SUPPLIED MATERIAL Block Start

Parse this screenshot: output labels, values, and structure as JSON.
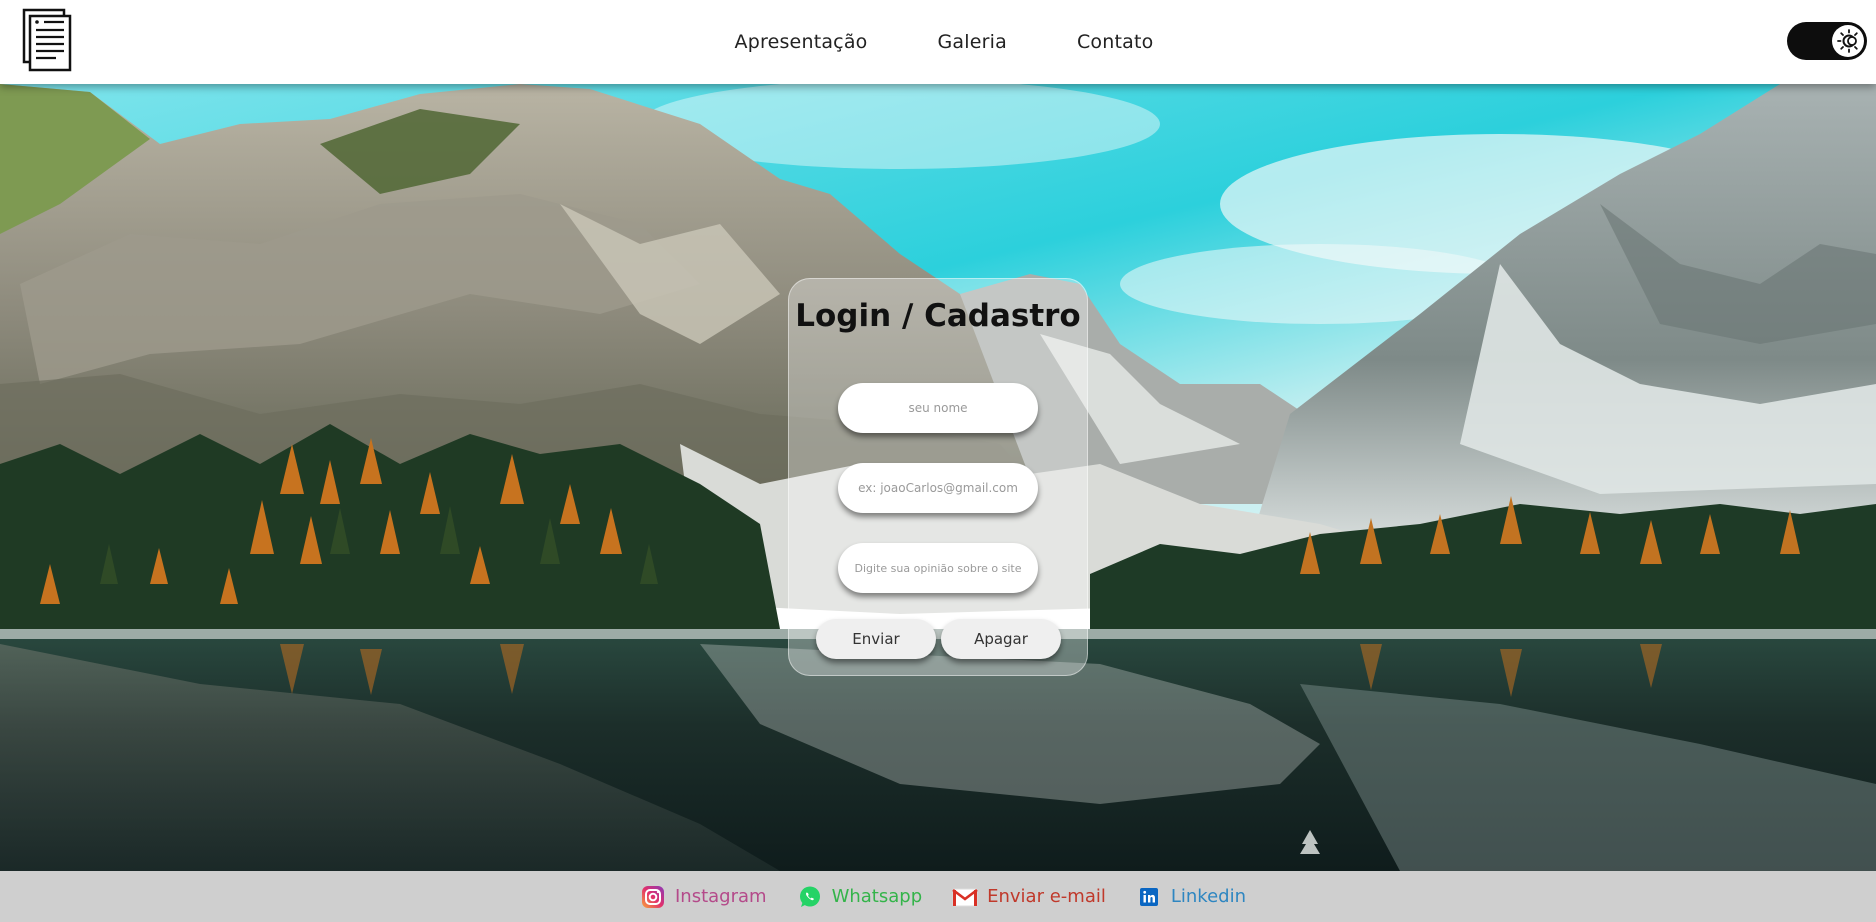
{
  "header": {
    "logo_icon": "document-icon",
    "nav": [
      {
        "label": "Apresentação"
      },
      {
        "label": "Galeria"
      },
      {
        "label": "Contato"
      }
    ],
    "theme_toggle": {
      "icon": "sun-icon",
      "state": "dark"
    }
  },
  "hero": {
    "background": "mountain-lake-landscape"
  },
  "login": {
    "title": "Login / Cadastro",
    "name_placeholder": "seu nome",
    "email_placeholder": "ex: joaoCarlos@gmail.com",
    "opinion_placeholder": "Digite sua opinião sobre o site",
    "send_label": "Enviar",
    "clear_label": "Apagar"
  },
  "footer": {
    "links": [
      {
        "label": "Instagram",
        "icon": "instagram-icon",
        "color": "#b44a8a"
      },
      {
        "label": "Whatsapp",
        "icon": "whatsapp-icon",
        "color": "#34b44a"
      },
      {
        "label": "Enviar e-mail",
        "icon": "gmail-icon",
        "color": "#c0392b"
      },
      {
        "label": "Linkedin",
        "icon": "linkedin-icon",
        "color": "#2e86c1"
      }
    ]
  },
  "colors": {
    "header_bg": "#ffffff",
    "footer_bg": "#cfcfcf",
    "toggle_bg": "#0d0d0d",
    "sky": "#3fd2dc"
  }
}
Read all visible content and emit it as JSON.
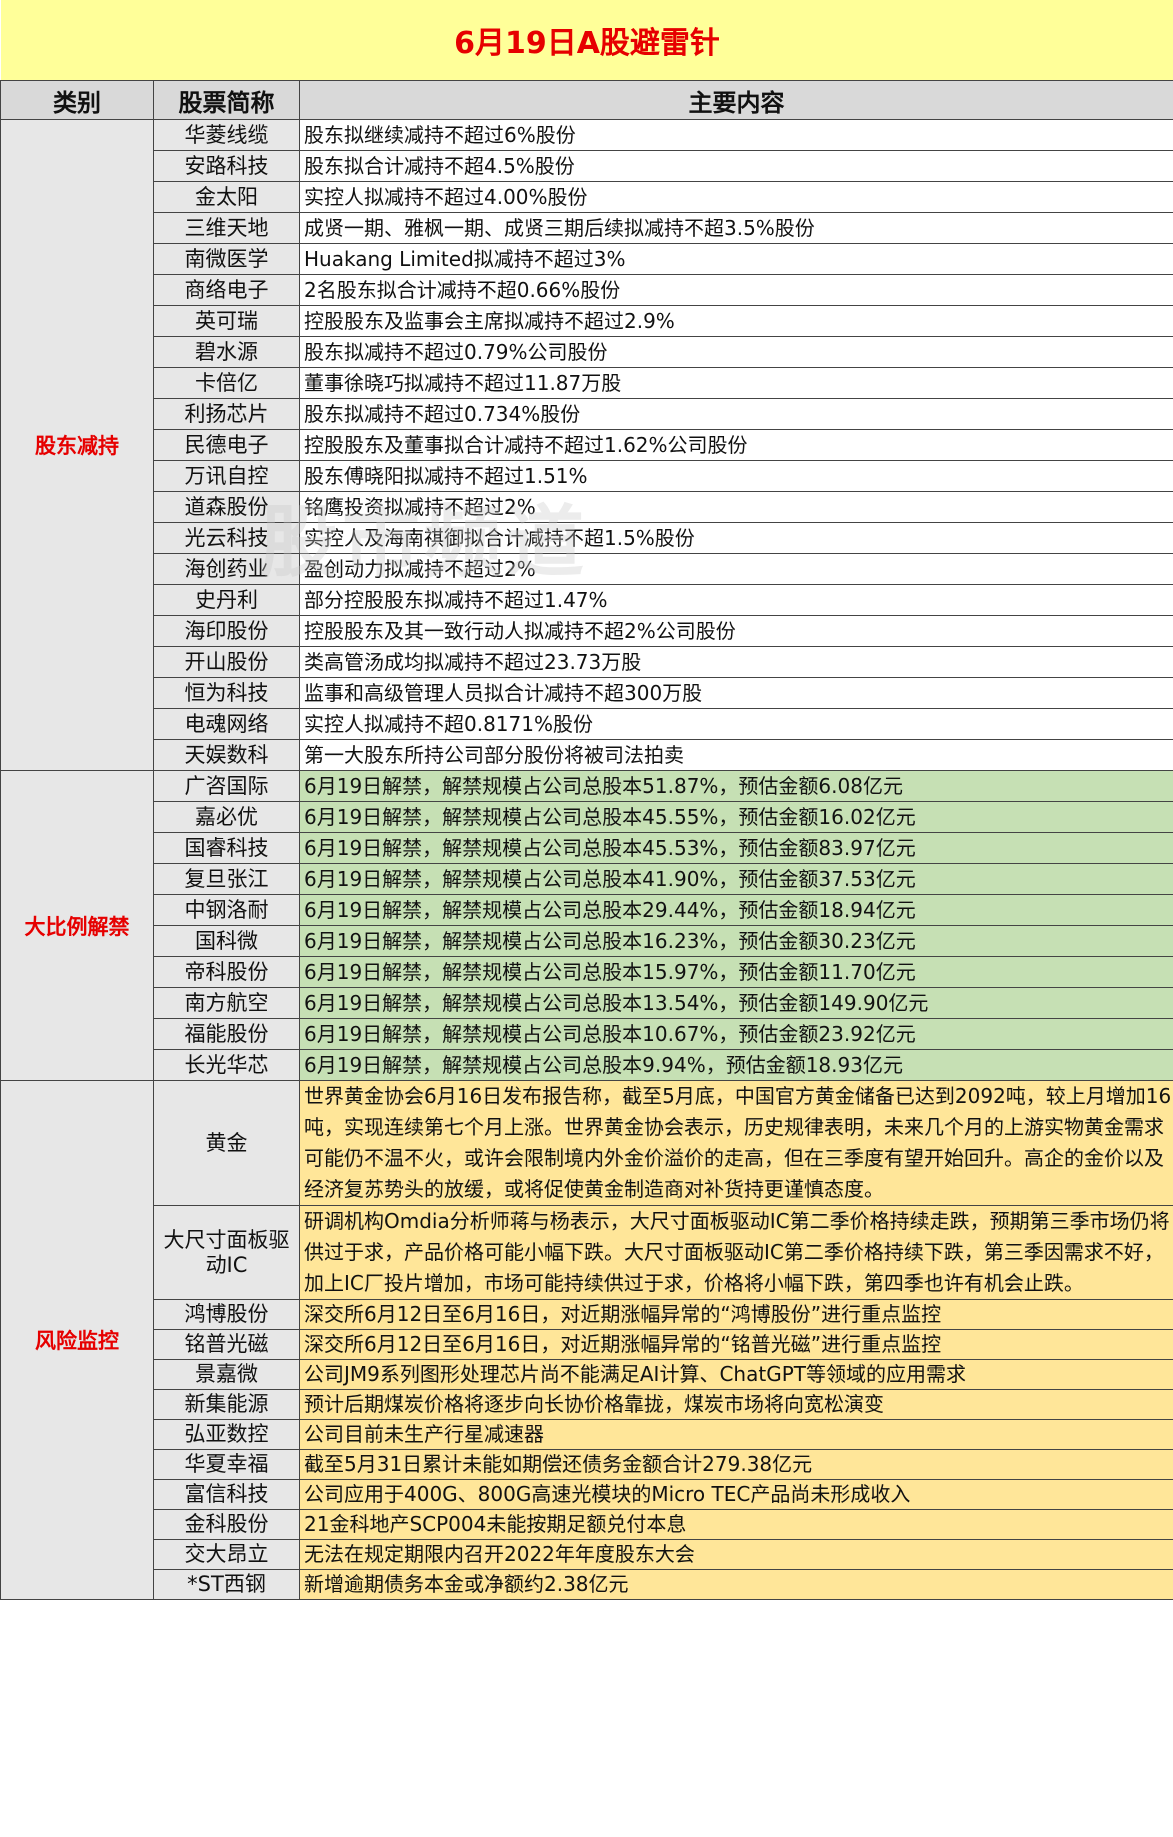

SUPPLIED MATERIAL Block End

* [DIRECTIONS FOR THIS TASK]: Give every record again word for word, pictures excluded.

* [ANSWER TO THIS TASK]:
Parse this screenshot: output labels, values, and structure as JSON.
{
  "header": {
    "logo_icon": "document-icon",
    "nav": [
      {
        "label": "Apresentação"
      },
      {
        "label": "Galeria"
      },
      {
        "label": "Contato"
      }
    ],
    "theme_toggle": {
      "icon": "sun-icon",
      "state": "dark"
    }
  },
  "hero": {
    "background": "mountain-lake-landscape"
  },
  "login": {
    "title": "Login / Cadastro",
    "name_placeholder": "seu nome",
    "email_placeholder": "ex: joaoCarlos@gmail.com",
    "opinion_placeholder": "Digite sua opinião sobre o site",
    "send_label": "Enviar",
    "clear_label": "Apagar"
  },
  "footer": {
    "links": [
      {
        "label": "Instagram",
        "icon": "instagram-icon",
        "color": "#b44a8a"
      },
      {
        "label": "Whatsapp",
        "icon": "whatsapp-icon",
        "color": "#34b44a"
      },
      {
        "label": "Enviar e-mail",
        "icon": "gmail-icon",
        "color": "#c0392b"
      },
      {
        "label": "Linkedin",
        "icon": "linkedin-icon",
        "color": "#2e86c1"
      }
    ]
  },
  "colors": {
    "header_bg": "#ffffff",
    "footer_bg": "#cfcfcf",
    "toggle_bg": "#0d0d0d",
    "sky": "#3fd2dc"
  }
}
Read all visible content and emit it as JSON.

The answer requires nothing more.